  32. ^ Prest, Victoria (4 December 2021). "Barry Sheerman to stand down as Huddersfield MP after 40 years". YorkshireLive. Retrieved 6 December 2021.
  33. ^ Prest, Victoria (7 December 2021). "Labour MP Harriet Harman to stand down at next election". BBC News. Retrieved 7 December 2021.
  34. ^ "Southampton Test Labour MP Alan Whitehead to step down". BBC News. 14 January 2022. Retrieved 14 January 2022.
  35. ^ "Broxbourne's Conservative MP to quit at next election". BBC News. 2 February 2022. Retrieved 3 February 2022.
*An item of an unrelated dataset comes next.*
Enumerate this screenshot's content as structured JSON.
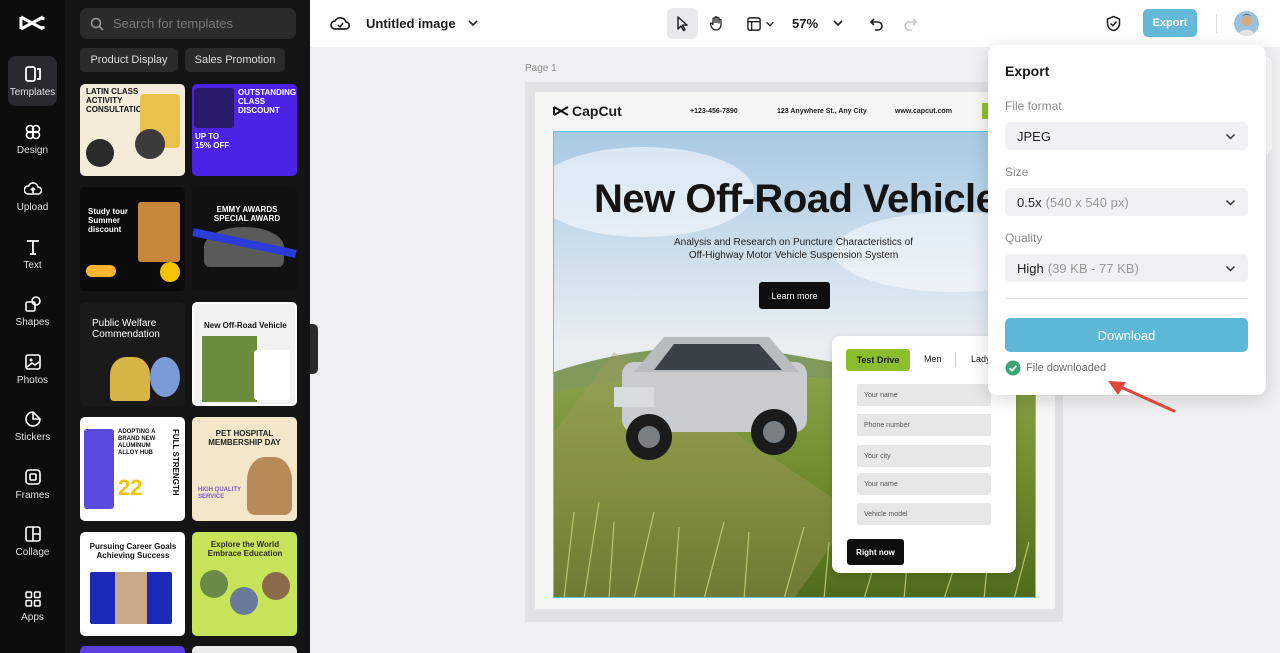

  36. ^ Merritt, Anita (3 February 2022). "Exeter MP Ben Bradshaw is stepping down after 25 years". DevonLive. Retrieved 3 February 2022.
  37. ^ "A message from Kate regarding the next General Election". kategreen.org. 10 February 2022. Retrieved 10 February 2022.
  38. ^ "Caerphilly Labour MP Wayne David to retire at next election". 11 February 2022 – via www.bbc.co.uk.
  39. ^ Kessen, David (21 February 2022). "Sheffield Central MP Paul Blomfield to stand down from Parliament at next general election". Sheffield Star.
  40. ^ Hennessey, Ted (27 February 2022). "Deputy Commons speaker stepping down as Labour MP at next election". The Independent.
  41. ^ Ovens, Ruth (25 March 2022). "Dame Margaret Beckett announces she will not stand as MP in next election". Derbyshire Live. Retrieved 25 March 2022.
  42. ^ "Nigel Adams: Selby and Ainsty MP to stand down at election". BBC News. 9 April 2022. Retrieved 9 April 2022.
  43. ^ "Crispin Blunt marks 25 Years as Member of Parliament for Reigate". Crispin Blunt MP.
  44. ^ "Hemel Hempstead MP Sir Mike Penning to retire at next election". BBC News. Retrieved 17 May 2022.